◆ What is being asked
Which of the lines below contain the string "email"? Copy each one.

◆ Data records
------------------------------------

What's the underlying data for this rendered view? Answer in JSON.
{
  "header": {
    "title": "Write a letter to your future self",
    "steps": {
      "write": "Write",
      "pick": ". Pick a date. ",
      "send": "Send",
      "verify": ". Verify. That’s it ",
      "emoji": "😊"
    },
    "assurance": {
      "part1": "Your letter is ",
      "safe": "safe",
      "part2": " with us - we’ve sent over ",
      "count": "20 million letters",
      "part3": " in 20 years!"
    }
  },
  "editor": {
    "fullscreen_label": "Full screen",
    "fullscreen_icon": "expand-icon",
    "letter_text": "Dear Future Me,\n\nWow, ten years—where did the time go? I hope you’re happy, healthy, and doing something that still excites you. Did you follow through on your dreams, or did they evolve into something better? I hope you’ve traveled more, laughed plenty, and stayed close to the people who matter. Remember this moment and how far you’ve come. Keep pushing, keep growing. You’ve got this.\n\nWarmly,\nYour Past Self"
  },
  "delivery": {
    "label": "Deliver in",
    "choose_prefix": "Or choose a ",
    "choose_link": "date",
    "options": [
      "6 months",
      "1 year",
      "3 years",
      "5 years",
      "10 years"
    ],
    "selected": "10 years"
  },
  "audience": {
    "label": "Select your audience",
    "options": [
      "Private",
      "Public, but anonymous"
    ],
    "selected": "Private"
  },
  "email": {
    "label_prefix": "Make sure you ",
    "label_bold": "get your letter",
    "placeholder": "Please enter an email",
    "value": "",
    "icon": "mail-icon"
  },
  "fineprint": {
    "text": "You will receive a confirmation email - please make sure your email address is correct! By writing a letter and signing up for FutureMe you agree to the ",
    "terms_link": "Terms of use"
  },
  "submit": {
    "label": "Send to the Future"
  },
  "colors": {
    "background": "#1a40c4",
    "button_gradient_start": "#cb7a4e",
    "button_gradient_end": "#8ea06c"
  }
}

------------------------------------

◆ Solution below
  "email": {
    "placeholder": "Please enter an email",
    "text": "You will receive a confirmation email - please make sure your email address is correct! By writing a letter and signing up for FutureMe you agree to the ",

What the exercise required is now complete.